- _Brief_
Each line in the listing below that holds "store" should be counted; reply with that number only.
══ Provided information ══
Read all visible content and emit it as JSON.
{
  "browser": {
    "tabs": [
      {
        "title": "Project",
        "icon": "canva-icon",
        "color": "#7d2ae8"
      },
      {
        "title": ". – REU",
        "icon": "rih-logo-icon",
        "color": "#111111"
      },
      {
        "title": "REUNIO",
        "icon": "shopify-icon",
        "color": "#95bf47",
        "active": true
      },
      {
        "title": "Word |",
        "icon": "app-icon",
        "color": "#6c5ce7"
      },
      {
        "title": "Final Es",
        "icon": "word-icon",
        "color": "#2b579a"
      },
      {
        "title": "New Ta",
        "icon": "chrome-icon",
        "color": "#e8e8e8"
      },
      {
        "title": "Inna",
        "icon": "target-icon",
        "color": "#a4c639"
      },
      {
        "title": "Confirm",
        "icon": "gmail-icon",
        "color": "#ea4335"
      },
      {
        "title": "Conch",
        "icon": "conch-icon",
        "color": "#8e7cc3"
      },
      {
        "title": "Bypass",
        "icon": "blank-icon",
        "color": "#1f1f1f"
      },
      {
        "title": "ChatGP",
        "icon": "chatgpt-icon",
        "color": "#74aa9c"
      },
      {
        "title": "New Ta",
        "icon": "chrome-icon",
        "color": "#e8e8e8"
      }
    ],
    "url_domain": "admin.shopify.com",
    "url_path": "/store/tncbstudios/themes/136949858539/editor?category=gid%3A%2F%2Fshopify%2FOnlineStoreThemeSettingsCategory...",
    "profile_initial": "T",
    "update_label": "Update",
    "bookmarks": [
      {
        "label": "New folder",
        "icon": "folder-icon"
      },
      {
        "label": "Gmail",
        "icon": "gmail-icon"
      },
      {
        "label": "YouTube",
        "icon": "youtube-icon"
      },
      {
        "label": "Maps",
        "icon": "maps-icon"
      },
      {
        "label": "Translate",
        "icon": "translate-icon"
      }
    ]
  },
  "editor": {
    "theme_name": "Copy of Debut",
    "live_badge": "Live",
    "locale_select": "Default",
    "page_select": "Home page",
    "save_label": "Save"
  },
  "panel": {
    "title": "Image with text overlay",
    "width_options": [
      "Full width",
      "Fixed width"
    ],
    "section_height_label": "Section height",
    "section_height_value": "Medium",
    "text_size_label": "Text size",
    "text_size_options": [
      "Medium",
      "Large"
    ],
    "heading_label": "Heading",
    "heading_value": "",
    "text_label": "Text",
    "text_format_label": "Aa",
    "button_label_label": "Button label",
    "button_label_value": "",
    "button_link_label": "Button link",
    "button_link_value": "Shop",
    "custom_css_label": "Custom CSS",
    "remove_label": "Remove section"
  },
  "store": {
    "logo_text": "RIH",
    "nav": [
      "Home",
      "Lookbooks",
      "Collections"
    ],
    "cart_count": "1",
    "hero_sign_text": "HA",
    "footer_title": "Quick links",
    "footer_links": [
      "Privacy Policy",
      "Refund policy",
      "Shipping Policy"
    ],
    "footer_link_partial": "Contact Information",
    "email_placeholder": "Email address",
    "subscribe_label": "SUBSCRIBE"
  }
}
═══
- _Solution for this problem_
2